HTC slips One X, Evo 4G past Apple US patent ban
Fruity tech titan powerless to stop Android shipments
HTC's latest smartphones have passed inspection by US customs while en route to American pockets, rendering an import ban won by Apple useless.
The fruity firm got a blocking order from the International Trade Commission (ITC) after successfully arguing in December that one of its user-interface patents was partly infringed by HTC's handsets. The patent in question involves identifying and highlighting, say, a phone number in an email and allowing the punter to make a call to that number.
However, that feature isn't essential to HTC handsets, and the Taiwanese company promptly removed the software component from its gear so that it could push its Android-powered phones into America.
Nevertheless, boxes of the HTC One X and the Evo 4G LTE were warehoused until US customs officers were convinced that the infringing feature had been removed. The mobe maker was forced to announce the inspections this month when stocks ran low on the One X and the launch of the Evo was stalled.

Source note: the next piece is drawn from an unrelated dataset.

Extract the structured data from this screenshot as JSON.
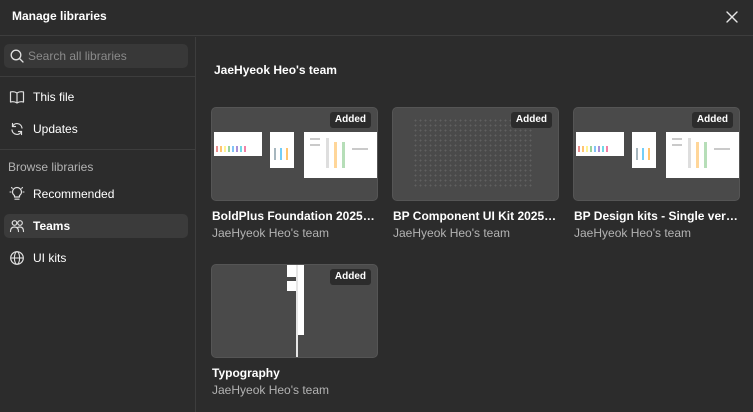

The delay was enough to spook investors a bit, sending shares sliding by 7 per cent. HTC's profits have been dropping as it struggles to compete with Apple and other rivals, and it must get new, and therefore potentially more popular, mobiles to market quickly if it hopes to recover.
HTC said today that US customs had completed the review and its kit had been released.
"HTC devices have been released as they are in compliance with the ITC's ruling," the firm said in a canned statement.
"Future shipments should continue to enter the US and we are confident we will soon be able to meet demand for our products." ®